### Exercise instructions:
Wherever a line in the records below contains "duration", copy that line.

(Data about app and page elements)
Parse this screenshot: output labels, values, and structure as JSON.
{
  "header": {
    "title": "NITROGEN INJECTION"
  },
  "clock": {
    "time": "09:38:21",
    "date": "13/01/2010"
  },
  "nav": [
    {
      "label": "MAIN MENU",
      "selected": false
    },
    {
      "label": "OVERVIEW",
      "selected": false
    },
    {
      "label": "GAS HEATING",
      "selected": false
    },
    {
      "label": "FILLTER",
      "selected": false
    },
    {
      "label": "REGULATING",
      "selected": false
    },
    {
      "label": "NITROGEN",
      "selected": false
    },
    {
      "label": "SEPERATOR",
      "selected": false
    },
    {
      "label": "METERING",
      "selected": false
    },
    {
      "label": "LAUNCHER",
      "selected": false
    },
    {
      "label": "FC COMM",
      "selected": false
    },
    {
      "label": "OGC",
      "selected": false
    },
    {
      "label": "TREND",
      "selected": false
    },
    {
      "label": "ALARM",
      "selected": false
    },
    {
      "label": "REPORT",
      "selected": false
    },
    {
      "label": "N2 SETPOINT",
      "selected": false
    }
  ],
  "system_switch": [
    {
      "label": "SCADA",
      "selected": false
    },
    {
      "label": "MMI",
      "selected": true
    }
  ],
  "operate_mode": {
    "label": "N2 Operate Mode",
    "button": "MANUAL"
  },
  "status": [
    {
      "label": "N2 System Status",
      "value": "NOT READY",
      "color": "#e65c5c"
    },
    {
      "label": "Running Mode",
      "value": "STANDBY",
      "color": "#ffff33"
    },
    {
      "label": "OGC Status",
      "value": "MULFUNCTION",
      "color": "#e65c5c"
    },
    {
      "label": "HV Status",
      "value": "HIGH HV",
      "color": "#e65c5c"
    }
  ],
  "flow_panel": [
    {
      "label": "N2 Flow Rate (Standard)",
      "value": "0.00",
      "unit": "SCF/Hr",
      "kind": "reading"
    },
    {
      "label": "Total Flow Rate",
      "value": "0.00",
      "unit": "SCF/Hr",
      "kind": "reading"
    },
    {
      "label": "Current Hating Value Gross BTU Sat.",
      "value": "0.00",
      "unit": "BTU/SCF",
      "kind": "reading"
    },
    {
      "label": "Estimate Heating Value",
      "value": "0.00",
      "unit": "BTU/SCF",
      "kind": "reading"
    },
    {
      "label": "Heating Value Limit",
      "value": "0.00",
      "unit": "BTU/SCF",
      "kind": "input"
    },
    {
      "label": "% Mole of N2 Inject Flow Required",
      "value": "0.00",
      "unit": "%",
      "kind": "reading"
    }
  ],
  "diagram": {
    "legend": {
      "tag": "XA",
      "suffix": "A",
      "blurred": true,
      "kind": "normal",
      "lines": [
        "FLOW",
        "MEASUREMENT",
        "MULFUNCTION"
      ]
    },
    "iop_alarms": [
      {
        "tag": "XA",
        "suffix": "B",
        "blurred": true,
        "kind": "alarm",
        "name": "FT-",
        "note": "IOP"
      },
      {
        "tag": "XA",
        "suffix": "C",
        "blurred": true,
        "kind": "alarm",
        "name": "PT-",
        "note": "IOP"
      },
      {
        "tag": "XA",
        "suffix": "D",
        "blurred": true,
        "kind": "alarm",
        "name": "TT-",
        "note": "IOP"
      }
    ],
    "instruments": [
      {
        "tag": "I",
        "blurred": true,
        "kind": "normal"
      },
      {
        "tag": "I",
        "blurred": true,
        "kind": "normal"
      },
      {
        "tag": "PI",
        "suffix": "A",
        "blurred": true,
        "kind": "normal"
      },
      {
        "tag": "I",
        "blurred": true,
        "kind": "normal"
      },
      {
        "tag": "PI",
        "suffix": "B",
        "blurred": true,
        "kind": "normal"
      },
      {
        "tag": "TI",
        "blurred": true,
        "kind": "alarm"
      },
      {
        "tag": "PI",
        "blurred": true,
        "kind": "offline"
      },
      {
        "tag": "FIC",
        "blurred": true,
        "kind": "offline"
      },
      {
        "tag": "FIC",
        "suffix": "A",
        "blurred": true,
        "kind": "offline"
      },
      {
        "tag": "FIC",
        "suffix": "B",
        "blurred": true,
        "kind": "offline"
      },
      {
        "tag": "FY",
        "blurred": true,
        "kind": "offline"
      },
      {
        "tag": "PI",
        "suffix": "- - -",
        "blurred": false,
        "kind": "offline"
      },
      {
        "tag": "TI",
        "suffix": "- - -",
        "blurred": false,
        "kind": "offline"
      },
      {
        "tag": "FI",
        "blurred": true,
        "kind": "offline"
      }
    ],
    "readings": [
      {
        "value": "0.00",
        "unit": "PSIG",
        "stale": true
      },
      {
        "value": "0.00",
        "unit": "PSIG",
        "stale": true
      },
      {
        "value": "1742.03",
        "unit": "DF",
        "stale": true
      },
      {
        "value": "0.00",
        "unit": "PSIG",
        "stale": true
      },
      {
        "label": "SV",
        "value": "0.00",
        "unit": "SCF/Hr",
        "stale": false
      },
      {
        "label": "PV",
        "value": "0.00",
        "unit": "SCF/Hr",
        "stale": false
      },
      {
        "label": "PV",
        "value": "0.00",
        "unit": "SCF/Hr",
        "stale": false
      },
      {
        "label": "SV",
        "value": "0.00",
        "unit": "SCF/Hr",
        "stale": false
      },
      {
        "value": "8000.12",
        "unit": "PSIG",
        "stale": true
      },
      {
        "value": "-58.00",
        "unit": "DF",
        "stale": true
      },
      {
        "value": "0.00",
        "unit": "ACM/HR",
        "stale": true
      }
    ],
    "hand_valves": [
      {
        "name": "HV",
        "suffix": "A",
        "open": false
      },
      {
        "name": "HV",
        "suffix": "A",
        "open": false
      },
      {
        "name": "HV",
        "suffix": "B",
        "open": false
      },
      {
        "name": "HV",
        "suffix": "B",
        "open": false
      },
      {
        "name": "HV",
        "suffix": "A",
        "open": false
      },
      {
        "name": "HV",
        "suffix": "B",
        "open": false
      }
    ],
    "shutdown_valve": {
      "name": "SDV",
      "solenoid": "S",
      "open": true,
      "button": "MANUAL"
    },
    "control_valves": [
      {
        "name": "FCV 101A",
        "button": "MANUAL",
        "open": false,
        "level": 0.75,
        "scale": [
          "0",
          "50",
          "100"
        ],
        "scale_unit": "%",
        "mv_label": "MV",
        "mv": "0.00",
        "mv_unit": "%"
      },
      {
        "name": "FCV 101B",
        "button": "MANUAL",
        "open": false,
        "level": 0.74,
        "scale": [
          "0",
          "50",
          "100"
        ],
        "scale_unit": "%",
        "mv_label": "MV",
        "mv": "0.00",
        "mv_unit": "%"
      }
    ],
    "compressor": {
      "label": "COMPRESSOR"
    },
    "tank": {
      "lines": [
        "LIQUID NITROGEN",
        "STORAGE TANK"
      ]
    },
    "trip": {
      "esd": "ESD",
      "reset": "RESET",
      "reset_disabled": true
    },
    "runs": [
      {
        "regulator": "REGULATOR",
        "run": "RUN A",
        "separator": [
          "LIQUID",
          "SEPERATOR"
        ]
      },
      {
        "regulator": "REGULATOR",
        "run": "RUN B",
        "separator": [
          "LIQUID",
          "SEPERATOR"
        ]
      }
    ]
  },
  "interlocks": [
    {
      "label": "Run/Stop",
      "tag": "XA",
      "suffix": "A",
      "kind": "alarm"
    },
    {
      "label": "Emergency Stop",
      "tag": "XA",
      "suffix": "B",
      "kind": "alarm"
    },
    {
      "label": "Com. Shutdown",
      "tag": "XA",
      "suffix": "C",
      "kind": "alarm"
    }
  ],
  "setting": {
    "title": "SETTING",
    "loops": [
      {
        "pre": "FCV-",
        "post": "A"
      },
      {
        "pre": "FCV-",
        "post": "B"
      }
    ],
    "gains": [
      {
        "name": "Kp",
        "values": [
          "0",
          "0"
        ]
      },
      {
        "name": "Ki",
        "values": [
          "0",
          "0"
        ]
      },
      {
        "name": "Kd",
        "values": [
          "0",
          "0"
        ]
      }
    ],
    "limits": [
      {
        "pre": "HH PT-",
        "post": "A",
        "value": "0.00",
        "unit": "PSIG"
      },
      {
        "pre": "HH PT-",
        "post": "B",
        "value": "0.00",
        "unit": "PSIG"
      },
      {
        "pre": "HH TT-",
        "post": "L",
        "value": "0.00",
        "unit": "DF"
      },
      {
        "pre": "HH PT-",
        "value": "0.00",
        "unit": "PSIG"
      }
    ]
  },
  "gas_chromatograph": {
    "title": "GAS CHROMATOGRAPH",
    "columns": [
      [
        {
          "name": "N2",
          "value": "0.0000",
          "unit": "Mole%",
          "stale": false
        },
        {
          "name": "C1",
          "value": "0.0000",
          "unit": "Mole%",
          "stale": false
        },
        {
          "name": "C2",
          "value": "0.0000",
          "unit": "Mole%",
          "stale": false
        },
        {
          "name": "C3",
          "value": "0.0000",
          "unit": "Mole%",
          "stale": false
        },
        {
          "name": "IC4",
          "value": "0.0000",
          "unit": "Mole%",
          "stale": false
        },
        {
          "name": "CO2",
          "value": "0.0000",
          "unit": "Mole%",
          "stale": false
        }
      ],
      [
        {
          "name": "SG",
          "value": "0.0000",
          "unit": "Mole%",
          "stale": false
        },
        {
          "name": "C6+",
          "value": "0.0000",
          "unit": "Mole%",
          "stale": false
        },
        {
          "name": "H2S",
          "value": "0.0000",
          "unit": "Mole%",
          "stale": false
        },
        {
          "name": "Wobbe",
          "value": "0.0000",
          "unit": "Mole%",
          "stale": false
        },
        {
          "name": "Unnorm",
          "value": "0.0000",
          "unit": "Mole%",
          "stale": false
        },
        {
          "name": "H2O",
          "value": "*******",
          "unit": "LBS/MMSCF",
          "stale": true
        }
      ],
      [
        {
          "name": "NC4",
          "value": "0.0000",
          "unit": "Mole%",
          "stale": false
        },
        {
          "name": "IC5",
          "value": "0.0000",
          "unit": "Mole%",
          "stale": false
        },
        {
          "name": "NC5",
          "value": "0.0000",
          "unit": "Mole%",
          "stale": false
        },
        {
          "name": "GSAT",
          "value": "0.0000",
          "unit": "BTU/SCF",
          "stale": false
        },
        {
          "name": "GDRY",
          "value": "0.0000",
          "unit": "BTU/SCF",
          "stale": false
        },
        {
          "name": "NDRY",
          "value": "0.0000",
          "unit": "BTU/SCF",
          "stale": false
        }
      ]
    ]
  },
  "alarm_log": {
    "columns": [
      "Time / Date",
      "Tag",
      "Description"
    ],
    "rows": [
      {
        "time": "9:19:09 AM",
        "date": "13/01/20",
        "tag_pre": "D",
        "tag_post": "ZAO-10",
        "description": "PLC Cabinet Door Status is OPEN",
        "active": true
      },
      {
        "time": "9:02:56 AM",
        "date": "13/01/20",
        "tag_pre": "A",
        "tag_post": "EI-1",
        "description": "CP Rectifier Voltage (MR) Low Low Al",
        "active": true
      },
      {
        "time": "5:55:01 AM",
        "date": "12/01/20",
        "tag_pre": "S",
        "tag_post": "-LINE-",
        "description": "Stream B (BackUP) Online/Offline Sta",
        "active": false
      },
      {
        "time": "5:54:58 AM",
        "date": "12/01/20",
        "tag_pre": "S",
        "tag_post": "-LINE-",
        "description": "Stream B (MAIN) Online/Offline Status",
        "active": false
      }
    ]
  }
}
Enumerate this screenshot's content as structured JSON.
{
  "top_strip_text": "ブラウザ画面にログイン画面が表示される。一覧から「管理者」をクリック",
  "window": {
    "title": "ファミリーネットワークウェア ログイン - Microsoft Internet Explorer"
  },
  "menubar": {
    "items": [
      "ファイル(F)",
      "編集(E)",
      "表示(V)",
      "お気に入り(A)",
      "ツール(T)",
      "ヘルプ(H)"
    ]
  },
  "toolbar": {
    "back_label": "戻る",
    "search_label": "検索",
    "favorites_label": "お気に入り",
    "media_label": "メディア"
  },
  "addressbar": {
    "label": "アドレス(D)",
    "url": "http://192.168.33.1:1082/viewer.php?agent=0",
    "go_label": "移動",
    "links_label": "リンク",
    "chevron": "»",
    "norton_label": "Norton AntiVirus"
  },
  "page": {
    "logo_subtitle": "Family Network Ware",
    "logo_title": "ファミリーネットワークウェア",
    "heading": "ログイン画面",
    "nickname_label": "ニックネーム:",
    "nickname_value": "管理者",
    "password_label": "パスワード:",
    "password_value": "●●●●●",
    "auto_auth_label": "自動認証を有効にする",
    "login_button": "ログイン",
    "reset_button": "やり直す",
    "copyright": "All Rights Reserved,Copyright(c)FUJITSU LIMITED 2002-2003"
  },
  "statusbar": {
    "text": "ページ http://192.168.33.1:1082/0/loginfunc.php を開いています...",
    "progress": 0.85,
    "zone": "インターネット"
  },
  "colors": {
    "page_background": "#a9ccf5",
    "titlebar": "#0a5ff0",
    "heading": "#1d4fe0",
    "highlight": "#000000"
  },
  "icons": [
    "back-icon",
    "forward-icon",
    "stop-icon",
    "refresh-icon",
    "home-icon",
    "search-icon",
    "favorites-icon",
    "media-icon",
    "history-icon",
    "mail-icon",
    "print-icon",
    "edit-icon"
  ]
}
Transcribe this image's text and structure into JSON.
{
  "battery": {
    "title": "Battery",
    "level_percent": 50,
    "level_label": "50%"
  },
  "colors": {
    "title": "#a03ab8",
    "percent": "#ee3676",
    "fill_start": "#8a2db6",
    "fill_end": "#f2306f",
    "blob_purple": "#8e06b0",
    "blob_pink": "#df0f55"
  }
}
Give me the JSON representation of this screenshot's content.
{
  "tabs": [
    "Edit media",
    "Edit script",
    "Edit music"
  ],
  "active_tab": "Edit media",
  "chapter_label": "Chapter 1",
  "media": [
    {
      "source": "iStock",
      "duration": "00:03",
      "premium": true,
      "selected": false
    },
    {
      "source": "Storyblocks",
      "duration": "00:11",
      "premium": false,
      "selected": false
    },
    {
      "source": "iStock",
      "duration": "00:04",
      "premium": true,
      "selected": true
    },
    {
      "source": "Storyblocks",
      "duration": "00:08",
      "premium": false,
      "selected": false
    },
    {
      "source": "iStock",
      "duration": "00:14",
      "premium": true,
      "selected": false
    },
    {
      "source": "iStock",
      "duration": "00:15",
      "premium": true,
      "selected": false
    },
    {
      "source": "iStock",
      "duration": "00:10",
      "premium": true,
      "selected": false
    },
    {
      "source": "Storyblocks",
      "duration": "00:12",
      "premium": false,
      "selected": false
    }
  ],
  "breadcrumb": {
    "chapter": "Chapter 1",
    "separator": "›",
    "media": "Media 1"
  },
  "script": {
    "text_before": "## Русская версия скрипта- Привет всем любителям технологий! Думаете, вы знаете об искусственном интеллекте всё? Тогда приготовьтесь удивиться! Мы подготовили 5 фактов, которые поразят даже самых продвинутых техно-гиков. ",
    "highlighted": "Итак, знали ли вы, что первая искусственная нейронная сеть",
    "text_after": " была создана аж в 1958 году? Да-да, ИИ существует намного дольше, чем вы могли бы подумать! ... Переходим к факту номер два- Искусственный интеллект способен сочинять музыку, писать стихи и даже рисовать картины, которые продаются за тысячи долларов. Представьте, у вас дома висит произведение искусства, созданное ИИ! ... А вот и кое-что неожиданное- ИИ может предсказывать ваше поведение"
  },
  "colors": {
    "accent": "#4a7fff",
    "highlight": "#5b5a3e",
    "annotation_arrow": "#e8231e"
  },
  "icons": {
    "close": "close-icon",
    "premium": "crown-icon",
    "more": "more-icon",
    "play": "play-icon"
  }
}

### Reply to the exercise:
      "duration": "00:03",
      "duration": "00:11",
      "duration": "00:04",
      "duration": "00:08",
      "duration": "00:14",
      "duration": "00:15",
      "duration": "00:10",
      "duration": "00:12",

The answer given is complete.